RNA editing, which creates multiple forms of a protein, is common among proteins involved in neuronal signaling, and may be abnormal in people with autism, according to a study published 7 August in Molecular Psychiatry.
Genes and the environment each influence the role of the other in determining the risk of developing autism. Genetics can determine how susceptible one is to the environment, and environmental factors can influence gene expression and introduce mutations, says immunologist Janine LaSalle.
The assumption in some published overviews of autism tends to be that all of the problems relevant to the disorder can be found at synapses, the junctions between neurons. But it’s difficult not to notice the striking number of chromatin-associated genes that have emerged as candidate risk factors over the past few months.
The absence of a chemical alteration called methylation on some stretches of DNA makes them especially prone to mutations, according to a paper published in PLoS Genetics in May.
By studying pregnant women who already have a child with autism, researchers hope to understand how epigenetic changes — those that affect gene expression but don’t directly alter DNA — during pregnancy influences risk of the disorder.
A commonly used flame retardant may lead to deficits in sociability, learning and memory in healthy female mice and those that model Rett syndrome, according to a study published 15 February in Human Molecular Genetics. The effects are different in Rett syndrome models compared with healthy mice, suggesting gene-environment interactions.

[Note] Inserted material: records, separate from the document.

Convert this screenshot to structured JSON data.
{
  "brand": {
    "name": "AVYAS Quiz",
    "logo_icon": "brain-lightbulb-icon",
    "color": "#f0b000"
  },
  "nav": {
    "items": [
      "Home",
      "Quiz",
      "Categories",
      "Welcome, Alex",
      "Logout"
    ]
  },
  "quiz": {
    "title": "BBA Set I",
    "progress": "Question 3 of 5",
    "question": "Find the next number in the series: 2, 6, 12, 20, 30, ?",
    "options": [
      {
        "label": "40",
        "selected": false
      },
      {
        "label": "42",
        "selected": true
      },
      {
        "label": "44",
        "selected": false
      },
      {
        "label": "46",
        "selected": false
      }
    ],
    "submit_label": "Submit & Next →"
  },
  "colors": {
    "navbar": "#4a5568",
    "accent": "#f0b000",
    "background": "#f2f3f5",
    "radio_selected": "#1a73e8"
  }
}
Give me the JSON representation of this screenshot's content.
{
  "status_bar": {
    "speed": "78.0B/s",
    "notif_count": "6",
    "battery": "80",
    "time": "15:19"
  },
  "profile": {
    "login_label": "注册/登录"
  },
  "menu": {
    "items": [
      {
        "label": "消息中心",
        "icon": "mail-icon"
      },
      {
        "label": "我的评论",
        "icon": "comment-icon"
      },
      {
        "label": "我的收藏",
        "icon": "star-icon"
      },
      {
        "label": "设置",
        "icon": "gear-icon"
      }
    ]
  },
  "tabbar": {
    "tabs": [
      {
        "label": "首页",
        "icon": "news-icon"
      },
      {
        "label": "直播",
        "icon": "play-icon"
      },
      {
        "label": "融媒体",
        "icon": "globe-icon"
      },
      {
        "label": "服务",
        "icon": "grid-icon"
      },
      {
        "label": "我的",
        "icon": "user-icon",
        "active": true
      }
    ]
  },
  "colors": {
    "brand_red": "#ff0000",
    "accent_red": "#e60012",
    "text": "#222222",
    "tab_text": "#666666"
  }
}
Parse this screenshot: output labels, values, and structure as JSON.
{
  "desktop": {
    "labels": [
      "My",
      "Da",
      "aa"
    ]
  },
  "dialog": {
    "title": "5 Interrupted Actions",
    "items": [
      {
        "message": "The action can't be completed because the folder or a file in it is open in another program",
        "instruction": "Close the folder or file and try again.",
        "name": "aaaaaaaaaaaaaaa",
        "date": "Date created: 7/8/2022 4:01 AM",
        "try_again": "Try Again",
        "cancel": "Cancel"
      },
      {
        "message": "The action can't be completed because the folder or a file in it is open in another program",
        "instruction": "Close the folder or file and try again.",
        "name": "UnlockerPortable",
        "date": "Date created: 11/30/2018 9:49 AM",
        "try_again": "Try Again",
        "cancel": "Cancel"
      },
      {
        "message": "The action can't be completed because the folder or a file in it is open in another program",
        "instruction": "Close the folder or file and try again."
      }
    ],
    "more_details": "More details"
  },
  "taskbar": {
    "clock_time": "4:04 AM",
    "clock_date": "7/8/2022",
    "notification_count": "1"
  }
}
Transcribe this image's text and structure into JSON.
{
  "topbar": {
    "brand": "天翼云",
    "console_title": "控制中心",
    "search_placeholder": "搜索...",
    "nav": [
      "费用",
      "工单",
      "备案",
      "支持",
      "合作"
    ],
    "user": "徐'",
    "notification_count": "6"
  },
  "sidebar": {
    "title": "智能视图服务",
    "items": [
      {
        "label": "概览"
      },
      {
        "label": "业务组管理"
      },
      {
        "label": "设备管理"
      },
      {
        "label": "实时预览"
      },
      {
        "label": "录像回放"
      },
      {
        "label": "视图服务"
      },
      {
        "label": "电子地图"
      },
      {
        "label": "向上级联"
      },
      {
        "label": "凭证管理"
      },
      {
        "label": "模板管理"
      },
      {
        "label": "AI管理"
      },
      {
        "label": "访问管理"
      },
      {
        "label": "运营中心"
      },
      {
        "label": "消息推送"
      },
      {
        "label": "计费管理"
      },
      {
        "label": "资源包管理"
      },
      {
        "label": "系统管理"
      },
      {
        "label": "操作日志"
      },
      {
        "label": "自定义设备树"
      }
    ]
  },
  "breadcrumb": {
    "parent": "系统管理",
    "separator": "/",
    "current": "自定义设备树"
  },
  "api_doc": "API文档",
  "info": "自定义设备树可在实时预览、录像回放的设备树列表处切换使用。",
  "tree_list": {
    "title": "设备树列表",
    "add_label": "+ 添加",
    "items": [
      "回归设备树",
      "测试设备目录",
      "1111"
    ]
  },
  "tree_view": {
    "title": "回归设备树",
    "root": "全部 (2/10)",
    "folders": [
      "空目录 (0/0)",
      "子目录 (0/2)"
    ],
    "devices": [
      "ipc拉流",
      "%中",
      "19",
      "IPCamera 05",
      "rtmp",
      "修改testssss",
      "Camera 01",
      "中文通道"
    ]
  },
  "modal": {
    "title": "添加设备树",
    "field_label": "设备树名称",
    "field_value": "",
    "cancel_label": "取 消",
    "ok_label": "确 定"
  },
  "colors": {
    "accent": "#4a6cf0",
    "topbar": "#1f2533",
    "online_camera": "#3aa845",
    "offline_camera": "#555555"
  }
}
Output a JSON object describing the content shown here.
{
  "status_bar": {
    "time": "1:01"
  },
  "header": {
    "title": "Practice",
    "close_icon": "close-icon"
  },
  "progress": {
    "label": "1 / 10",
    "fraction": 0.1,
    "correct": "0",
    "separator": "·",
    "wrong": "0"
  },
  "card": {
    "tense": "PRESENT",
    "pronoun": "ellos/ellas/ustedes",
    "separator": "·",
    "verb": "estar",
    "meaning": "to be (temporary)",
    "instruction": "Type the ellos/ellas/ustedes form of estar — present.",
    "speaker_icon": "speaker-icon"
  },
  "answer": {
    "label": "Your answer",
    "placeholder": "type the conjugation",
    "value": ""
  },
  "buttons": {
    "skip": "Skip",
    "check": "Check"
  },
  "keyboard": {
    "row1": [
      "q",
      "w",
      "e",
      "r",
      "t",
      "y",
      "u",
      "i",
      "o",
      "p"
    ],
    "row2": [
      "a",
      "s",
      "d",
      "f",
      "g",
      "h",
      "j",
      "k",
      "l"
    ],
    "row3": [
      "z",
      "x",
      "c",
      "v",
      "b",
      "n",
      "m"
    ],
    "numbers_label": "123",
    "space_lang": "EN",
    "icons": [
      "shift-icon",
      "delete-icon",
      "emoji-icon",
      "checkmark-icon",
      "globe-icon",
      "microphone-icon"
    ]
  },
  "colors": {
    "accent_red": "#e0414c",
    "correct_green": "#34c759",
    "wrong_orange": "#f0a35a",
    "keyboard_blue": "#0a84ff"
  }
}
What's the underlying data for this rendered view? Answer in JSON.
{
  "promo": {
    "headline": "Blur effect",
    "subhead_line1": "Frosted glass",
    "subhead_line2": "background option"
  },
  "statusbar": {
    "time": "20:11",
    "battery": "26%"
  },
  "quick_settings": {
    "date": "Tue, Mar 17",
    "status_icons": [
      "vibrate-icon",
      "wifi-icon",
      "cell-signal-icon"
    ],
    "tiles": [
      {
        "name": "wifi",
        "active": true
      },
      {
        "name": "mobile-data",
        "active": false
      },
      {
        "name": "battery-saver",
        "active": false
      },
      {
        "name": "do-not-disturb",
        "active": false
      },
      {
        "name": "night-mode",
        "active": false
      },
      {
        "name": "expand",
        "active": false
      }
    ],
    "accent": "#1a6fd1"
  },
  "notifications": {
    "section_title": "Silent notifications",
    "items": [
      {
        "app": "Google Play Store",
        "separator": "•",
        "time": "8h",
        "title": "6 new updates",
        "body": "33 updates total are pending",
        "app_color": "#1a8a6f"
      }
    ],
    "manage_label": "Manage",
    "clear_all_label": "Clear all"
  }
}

Researchers have charted patterns of DNA methylation — a chemical alteration to DNA that modifies gene expression — in the planning center of the brain from before birth to old age. The results were published 10 February in The American Journal of Human Genetics.
A new study reveals the three-dimensional structure of fruit fly chromosomes, which groups together active and inactive genes. The results were published 3 February in Cell.